But for the rest of the NL playoff contenders, this is an odd, uncomfortable spot, being at the mercy of Piniella. Will the sometimes Not-So-Sweet Lou finally pull out the real lineup and play his front-liners this weekend in Milwaukee? Or will he give the B team some more reps? If he goes Cubs Lite, will the Brewers have as hard of a time dealing with them as the Mets did?
And how much will all of that affect the whole wild card/NL East thing?
Yeah, it's a twisted little game that Piniella is running here. And he's playing it perfectly.
"If we were playing non-contending teams, nobody would be saying a word," Piniella told reporters in New York before Thursday's loss to the Mets. "What's the sense of trying to take care of everybody else? Take care of yourself ..."
Piniella turned in a lineup card on Thursday against the Mets without its regular third baseman, first baseman, left fielder, right fielder and catcher. He refused, for the second straight night, to call on setup man Carlos Marmol (though he certainly could have used him). Closer Kerry Wood faced all of four batters in the four-game series.
Instead on Thursday, the Mets saw catcher Koyie Hill (not Geovany Soto), first baseman Micah Hoffpauir (instead of Derrek Lee), third baseman Casey McGehee (while Aramis Ramirez sat), left fielder Felix Pie (no Alfonso Soriano) and right fielder Kosuke Fukudome (instead of, more likely, Mark DeRosa). And yet it still took a walkoff hit from Carlos Beltran in the bottom of the ninth -- off the glove of Hoffpauir, who had gone 5-for-5 in the game, with two home runs -- for the Mets to win, 7-6.
As it turned out, the Mets split the series, though they won two of three from the pseudo Cubs. (The real Cubs won the first game, clinching home-field advantage and putting Piniella's plan for the rest of the series into motion.) The Mets, in fact, probably could have finished up with wins in all three of the final games with even a smidgen of timely hitting in Wednesday's extra-inning loss.

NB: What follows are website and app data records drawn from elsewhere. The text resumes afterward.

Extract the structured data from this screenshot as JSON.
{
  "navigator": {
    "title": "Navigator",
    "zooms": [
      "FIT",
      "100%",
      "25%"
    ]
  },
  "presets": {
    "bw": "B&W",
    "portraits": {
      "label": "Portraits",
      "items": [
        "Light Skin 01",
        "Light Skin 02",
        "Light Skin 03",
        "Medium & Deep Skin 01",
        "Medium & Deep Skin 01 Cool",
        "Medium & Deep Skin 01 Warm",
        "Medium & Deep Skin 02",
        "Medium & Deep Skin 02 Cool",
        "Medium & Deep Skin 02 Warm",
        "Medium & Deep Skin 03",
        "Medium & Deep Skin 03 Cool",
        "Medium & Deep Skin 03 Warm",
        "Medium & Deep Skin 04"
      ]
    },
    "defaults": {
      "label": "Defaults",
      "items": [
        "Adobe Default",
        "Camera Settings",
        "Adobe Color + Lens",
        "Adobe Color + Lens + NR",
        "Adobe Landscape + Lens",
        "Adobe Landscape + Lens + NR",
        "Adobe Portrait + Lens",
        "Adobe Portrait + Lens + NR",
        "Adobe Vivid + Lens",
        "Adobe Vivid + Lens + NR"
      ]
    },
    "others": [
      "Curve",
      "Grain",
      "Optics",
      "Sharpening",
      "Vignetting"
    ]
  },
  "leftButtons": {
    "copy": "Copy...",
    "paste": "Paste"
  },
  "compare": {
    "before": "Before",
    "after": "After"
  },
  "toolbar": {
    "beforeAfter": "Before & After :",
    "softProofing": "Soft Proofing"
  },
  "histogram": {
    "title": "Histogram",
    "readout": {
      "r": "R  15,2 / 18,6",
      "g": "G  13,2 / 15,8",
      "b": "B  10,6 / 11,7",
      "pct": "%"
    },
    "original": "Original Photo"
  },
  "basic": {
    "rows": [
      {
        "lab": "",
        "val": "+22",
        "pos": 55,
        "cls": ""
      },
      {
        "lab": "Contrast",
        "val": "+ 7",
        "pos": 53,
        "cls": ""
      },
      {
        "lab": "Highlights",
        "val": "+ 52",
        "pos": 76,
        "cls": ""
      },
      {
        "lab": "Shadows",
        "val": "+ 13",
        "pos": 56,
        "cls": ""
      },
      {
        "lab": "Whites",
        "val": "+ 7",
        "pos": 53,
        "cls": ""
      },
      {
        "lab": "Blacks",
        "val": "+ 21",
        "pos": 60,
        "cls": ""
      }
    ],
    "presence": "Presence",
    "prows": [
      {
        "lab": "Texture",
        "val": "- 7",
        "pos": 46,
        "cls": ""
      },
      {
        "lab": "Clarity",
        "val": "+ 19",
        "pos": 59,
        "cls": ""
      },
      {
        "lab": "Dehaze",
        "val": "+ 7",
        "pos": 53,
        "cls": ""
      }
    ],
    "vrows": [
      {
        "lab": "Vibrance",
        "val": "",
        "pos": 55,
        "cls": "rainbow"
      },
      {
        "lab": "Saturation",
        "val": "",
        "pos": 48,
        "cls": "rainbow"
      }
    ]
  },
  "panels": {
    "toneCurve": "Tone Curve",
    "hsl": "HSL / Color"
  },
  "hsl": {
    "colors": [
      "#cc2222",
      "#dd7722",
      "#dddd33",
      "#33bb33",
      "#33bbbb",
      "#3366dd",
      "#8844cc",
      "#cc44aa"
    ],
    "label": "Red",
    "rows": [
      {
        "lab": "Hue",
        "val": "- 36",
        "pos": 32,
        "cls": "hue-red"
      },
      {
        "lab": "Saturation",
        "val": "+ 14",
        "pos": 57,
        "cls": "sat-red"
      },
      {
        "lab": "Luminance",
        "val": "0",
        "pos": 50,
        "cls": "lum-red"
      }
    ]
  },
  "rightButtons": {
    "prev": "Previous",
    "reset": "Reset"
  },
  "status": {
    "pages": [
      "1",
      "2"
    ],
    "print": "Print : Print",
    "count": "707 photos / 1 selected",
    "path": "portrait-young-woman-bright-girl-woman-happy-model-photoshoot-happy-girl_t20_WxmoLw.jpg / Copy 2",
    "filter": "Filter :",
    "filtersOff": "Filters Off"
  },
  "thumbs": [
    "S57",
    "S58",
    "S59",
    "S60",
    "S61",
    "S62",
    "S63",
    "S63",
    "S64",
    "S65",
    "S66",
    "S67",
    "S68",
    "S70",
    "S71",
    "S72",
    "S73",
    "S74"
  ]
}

Against the Brewers, the Cubs don't figure to be nearly as accommodating. Piniella rested his regular catcher, Soto, in the final three games of the Mets' series as he took care of a sore hand, but the skipper vowed to put the will-be Rookie of the Year winner behind the plate for at least two of the games against the Brewers. DeRosa tweaked a calf muscle in Wednesday's game and may get some more rest, but expect to see Lee and Soriano and Ramirez -- the big hitters -- back in the lineup for much, if not all, of the series in Milwaukee.
Carlos Zambrano will get to pitch some innings. Marmol probably will, too. The Brewers will see some of Wood, if the games call for it.
"We have two days off, Monday and Tuesday [before the NL Division Series begins], so we have to play our regulars," Piniella said. "I don't want them sitting for four or five days."
All of the maneuvering could have some very real implications as far as the playoffs go. The Mets and Brewers are tied for the wild card entering Friday's games. The Phillies are a game up on the Mets in the NL East.
The Mets host the Marlins, the Phillies welcome the Nationals. And the Brewers get the best team in the league, the Cubs, probably at nearly full strength. At face value, anyway, the Brewers get the raw end of this deal.
That's the way that Piniella has played it, though. That's the way he wants it. It's the way any good manager would have played it. Piniella will take his players into the postseason as healthy and as rested as he can possibly get them.
As for the rest of the NL contenders? As if Piniella or the Cubs really care.